### Problem statement
The required lines are those that contain "amount"; pull them out of the data and copy them.
┌─ Dataset
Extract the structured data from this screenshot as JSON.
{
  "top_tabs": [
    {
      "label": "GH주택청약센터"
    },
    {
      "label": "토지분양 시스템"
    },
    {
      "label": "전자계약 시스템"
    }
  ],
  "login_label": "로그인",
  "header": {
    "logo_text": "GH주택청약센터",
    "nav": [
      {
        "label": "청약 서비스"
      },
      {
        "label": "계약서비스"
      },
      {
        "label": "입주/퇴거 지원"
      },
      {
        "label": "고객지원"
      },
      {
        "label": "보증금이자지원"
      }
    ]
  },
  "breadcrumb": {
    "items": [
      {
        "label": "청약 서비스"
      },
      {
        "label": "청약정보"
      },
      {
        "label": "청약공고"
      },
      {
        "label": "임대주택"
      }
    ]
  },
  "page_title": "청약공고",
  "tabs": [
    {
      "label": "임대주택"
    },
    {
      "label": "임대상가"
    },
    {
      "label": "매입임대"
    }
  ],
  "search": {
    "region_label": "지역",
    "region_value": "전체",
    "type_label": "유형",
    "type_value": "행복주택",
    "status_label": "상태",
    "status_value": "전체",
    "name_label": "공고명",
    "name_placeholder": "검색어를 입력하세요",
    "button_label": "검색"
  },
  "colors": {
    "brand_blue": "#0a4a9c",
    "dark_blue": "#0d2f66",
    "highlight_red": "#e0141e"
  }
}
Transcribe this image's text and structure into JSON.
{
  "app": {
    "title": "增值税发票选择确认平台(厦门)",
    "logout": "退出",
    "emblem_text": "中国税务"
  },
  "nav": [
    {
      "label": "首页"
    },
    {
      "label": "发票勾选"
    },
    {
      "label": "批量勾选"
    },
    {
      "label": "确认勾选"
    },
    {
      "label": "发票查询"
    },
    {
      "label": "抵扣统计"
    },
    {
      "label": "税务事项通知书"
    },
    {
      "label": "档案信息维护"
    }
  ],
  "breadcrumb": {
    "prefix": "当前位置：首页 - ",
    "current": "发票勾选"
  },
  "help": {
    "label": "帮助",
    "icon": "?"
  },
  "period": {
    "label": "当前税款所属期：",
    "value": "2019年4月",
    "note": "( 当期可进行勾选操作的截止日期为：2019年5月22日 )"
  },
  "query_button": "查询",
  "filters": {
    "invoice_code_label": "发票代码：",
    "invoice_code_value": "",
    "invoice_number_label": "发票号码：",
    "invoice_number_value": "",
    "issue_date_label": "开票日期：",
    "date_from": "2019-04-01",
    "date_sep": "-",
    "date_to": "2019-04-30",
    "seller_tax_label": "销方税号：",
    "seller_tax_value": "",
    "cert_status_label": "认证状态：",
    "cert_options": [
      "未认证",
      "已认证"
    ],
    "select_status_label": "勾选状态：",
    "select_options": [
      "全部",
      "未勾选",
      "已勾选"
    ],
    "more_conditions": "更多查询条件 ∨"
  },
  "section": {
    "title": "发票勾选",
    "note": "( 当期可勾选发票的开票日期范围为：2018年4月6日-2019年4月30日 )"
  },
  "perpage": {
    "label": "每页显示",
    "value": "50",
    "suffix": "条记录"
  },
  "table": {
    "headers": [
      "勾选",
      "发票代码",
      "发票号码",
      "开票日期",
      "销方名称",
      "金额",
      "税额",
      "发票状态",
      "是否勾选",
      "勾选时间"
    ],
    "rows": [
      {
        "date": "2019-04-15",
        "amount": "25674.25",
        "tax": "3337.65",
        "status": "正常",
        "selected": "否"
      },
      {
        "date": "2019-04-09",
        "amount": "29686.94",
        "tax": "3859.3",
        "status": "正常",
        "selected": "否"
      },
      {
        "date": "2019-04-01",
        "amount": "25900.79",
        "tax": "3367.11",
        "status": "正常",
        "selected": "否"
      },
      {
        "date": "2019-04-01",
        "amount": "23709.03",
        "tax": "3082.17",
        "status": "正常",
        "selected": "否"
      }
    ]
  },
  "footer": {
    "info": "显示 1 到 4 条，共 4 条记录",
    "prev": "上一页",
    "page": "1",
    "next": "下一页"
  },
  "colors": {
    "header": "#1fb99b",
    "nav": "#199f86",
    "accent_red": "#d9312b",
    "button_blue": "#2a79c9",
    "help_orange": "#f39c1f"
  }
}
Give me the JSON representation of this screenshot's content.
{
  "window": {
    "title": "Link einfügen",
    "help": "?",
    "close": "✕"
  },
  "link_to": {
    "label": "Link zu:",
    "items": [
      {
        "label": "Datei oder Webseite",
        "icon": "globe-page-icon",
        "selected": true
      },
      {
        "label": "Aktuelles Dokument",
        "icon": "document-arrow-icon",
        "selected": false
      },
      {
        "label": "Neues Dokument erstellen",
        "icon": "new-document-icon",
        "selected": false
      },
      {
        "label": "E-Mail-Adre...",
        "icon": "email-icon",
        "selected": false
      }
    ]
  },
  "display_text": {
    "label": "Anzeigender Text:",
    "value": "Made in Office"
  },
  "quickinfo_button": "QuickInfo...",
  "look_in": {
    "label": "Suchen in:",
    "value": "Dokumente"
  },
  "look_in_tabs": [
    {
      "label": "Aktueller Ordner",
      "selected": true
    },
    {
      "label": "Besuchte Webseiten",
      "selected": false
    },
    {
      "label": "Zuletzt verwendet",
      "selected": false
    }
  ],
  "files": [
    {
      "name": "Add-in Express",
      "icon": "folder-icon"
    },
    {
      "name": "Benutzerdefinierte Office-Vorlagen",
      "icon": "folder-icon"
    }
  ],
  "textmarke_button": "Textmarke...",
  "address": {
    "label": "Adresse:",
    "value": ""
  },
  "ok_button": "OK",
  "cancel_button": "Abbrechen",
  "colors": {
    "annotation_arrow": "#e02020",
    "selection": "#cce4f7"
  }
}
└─
### Result of this exercise
        "amount": "25674.25",
        "amount": "29686.94",
        "amount": "25900.79",
        "amount": "23709.03",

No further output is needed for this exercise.